Potatoes pack a big carb punch, given that a 100-gram serving of baked sweet potato and a 100-gram serving of baked white potato both have around 21 grams of carbs. When you count carbs on a low-carb diet, you might be more interested in net carbs, which are the digestible carbs. Net carbs are calculated by subtracting the fiber from the total carb count.
Sweet potatoes have 3 grams of fiber per 100 grams, and white potatoes have 2 grams, so their net carbs are equal to 18 grams and 19 grams, respectively. Overall, there's not too much difference carb-wise, and either potato may be a tough fit if you're following a plan that limits carbs to 20 to 50 grams a day.
Read more: Healthy Low-Carb Eating Plan
Potatoes and Glycemic Index
In addition to being slightly lower in net carbs, sweet potatoes also have a lower glycemic index, or GI, than white potatoes — 63 for boiled sweet potatoes versus 78 for boiled white potatoes.
The GI is a scale that measures how carbs in food affect blood sugar. Foods with a high GI cause a fast increase in blood sugar, while foods with a low GI cause only a small increase in blood sugar over a longer period of time. Maintaining more even blood sugar helps with hunger control. Baked sweet potatoes have a lower GI than baked white potatoes, and boiled white potatoes are considered a high-GI food, whereas boiled sweet potatoes are considered a low-GI food.
Comparing the Micronutrients
Both sweet and white potatoes may be high in carbs, but a sweet potato is the more nutrient-dense choice. A 1/2-cup serving of sweet potato provides more than 300 percent of the daily value for vitamin A and 33 percent of the daily value for vitamin C. By comparison, the white potato contains no vitamin A and has only 21 percent of the daily value for vitamin C. Both vitamin A and vitamin C support immune health and act as important antioxidants to protect your body against oxidation from free radicals.
The white potato, however, is a better source of folate, meeting 10 percent of the daily value, while sweet potatoes contain 2 percent of the vitamin. Folate supports red blood cell production and plays a pivotal role in the prevention of neural tube defects such as spina bifida during pregnancy.
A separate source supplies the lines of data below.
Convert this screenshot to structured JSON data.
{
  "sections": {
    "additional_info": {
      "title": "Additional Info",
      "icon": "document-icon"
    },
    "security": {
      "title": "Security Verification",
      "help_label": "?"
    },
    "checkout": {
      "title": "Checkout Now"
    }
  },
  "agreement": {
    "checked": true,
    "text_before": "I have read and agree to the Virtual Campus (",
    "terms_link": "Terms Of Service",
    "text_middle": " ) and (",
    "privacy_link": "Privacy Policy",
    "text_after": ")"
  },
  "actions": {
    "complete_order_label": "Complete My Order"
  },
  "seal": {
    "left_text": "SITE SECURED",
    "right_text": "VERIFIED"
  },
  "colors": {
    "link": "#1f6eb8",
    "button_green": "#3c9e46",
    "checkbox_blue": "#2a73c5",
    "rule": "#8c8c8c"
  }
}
Both types of potatoes are a good source of the mineral potassium, while sweet potatoes have more manganese than white potatoes.
Low-Carb Sweet Potato Recipes
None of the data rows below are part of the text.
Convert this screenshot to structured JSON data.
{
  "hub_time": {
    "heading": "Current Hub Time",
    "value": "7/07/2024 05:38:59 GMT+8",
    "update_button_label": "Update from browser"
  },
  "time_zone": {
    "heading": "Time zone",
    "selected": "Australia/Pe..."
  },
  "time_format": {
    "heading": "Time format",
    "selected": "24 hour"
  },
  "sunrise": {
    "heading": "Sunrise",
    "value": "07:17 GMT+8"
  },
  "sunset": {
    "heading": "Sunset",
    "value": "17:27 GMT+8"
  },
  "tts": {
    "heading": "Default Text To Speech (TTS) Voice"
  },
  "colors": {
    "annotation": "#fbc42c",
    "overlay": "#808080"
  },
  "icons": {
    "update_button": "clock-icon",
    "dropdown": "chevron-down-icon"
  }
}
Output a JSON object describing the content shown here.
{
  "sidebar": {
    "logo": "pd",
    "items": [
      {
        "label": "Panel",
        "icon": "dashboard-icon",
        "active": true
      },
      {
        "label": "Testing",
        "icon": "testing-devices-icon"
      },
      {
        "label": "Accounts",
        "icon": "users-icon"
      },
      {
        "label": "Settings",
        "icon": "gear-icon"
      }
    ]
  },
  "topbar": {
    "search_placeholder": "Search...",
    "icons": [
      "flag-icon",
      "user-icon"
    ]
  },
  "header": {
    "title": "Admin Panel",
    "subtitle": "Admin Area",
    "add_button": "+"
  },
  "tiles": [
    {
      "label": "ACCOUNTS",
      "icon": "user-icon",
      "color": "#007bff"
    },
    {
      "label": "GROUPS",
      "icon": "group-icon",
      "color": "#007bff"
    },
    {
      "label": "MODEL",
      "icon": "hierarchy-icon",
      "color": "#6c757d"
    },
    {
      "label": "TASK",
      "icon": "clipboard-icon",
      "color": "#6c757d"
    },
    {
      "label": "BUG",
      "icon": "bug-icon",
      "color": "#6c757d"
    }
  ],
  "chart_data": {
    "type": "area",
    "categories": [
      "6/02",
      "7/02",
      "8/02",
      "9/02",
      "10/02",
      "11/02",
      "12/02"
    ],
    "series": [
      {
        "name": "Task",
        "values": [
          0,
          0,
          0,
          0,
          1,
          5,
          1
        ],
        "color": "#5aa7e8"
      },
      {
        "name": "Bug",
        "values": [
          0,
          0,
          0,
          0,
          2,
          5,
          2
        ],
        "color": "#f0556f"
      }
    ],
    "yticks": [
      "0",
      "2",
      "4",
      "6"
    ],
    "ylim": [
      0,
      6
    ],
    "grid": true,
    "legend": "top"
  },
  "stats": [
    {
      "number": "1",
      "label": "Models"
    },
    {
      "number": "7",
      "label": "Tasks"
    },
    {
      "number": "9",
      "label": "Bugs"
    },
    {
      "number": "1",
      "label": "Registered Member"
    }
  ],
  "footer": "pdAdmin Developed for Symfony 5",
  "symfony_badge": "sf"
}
With nearly 20 grams of net carbs per serving, neither sweet nor white potato works on a very low-carb diet. But if you're consuming up to 50 to 150 grams of net carbs a day, you can fit the high-carb veggie into your diet. Mix potatoes with low-carb foods to help keep total carbs low.
Try sautéing a handful of diced sweet potatoes seasoned with paprika and cayenne. Top with fried eggs and diced avocado and you've got yourself a delicious plate of sweet potato hash that you can enjoy for breakfast or at any time of day.
Low-Carb Potato Recipes
At lunch, add sliced, cooked and cooled white potatoes to your salad greens and toss with vinegar and oil to create your own healthy, low-carb salad. Or roast quartered potatoes with brussels sprouts to serve as a semi-low-carb side dish with your broiled salmon at dinner.
- MyFoodData: Nutrition Comparison of Baked Potatoes and Cooked Sweet Potatoes
- EatingWell: Are Sweet Potatoes Better Than White Potatoes?
- Atkins: What Are Net Carbs?
- American Journal of Clinical Nutrition: Low-Carbohydrate Nutrition and Metabolism
- Harvard Health Publishing: Glycemic Index for 60+ Foods
- University of Sydney: About Glycemic Index
- Office of Dietary Supplements: Vitamin C
- Office of Dietary Supplements: Vitamin A
- Office of Dietary Supplements: Folate